▶ _Dataset rows for apps and sites_:
^^^^^^^^
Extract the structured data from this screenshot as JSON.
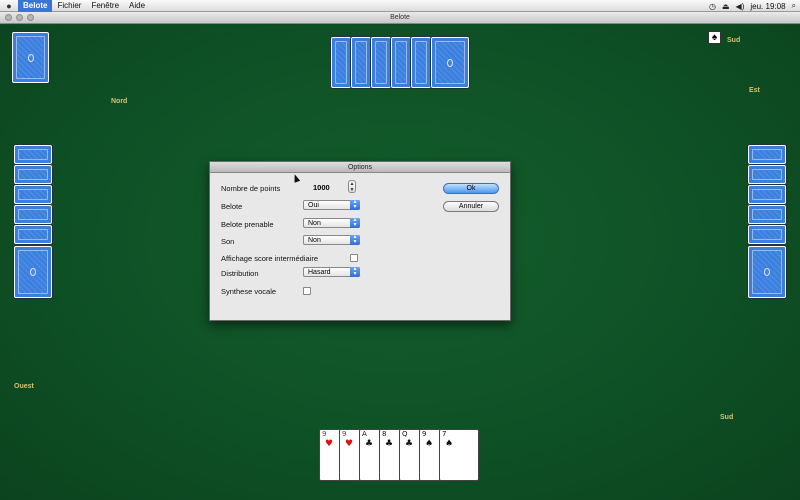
{
  "menubar": {
    "app": "Belote",
    "items": [
      "Fichier",
      "Fenêtre",
      "Aide"
    ],
    "clock": "jeu. 19:08"
  },
  "window": {
    "title": "Belote"
  },
  "players": {
    "north": "Nord",
    "south": "Sud",
    "east": "Est",
    "west": "Ouest",
    "trump_owner": "Sud"
  },
  "trump": {
    "suit": "♠"
  },
  "hand": [
    {
      "rank": "9",
      "suit": "♥",
      "color": "red"
    },
    {
      "rank": "9",
      "suit": "♥",
      "color": "red"
    },
    {
      "rank": "A",
      "suit": "♣",
      "color": "blk"
    },
    {
      "rank": "8",
      "suit": "♣",
      "color": "blk"
    },
    {
      "rank": "Q",
      "suit": "♣",
      "color": "blk"
    },
    {
      "rank": "9",
      "suit": "♠",
      "color": "blk"
    },
    {
      "rank": "7",
      "suit": "♠",
      "color": "blk"
    }
  ],
  "dialog": {
    "title": "Options",
    "points_label": "Nombre de points",
    "points_value": "1000",
    "belote_label": "Belote",
    "belote_value": "Oui",
    "belote_prenable_label": "Belote prenable",
    "belote_prenable_value": "Non",
    "son_label": "Son",
    "son_value": "Non",
    "affichage_label": "Affichage score intermédiaire",
    "distribution_label": "Distribution",
    "distribution_value": "Hasard",
    "synthese_label": "Synthese vocale",
    "ok_label": "Ok",
    "cancel_label": "Annuler"
  },
  "colors": {
    "felt": "#0f5126",
    "card_back": "#3a7fe0",
    "accent": "#3875d7"
  }
}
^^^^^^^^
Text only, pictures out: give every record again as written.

▶ _THE COMPLETED TASK_:
Extract the structured data from this screenshot as JSON.
{
  "menubar": {
    "app": "Belote",
    "items": [
      "Fichier",
      "Fenêtre",
      "Aide"
    ],
    "clock": "jeu. 19:08"
  },
  "window": {
    "title": "Belote"
  },
  "players": {
    "north": "Nord",
    "south": "Sud",
    "east": "Est",
    "west": "Ouest",
    "trump_owner": "Sud"
  },
  "trump": {
    "suit": "♠"
  },
  "hand": [
    {
      "rank": "9",
      "suit": "♥",
      "color": "red"
    },
    {
      "rank": "9",
      "suit": "♥",
      "color": "red"
    },
    {
      "rank": "A",
      "suit": "♣",
      "color": "blk"
    },
    {
      "rank": "8",
      "suit": "♣",
      "color": "blk"
    },
    {
      "rank": "Q",
      "suit": "♣",
      "color": "blk"
    },
    {
      "rank": "9",
      "suit": "♠",
      "color": "blk"
    },
    {
      "rank": "7",
      "suit": "♠",
      "color": "blk"
    }
  ],
  "dialog": {
    "title": "Options",
    "points_label": "Nombre de points",
    "points_value": "1000",
    "belote_label": "Belote",
    "belote_value": "Oui",
    "belote_prenable_label": "Belote prenable",
    "belote_prenable_value": "Non",
    "son_label": "Son",
    "son_value": "Non",
    "affichage_label": "Affichage score intermédiaire",
    "distribution_label": "Distribution",
    "distribution_value": "Hasard",
    "synthese_label": "Synthese vocale",
    "ok_label": "Ok",
    "cancel_label": "Annuler"
  },
  "colors": {
    "felt": "#0f5126",
    "card_back": "#3a7fe0",
    "accent": "#3875d7"
  }
}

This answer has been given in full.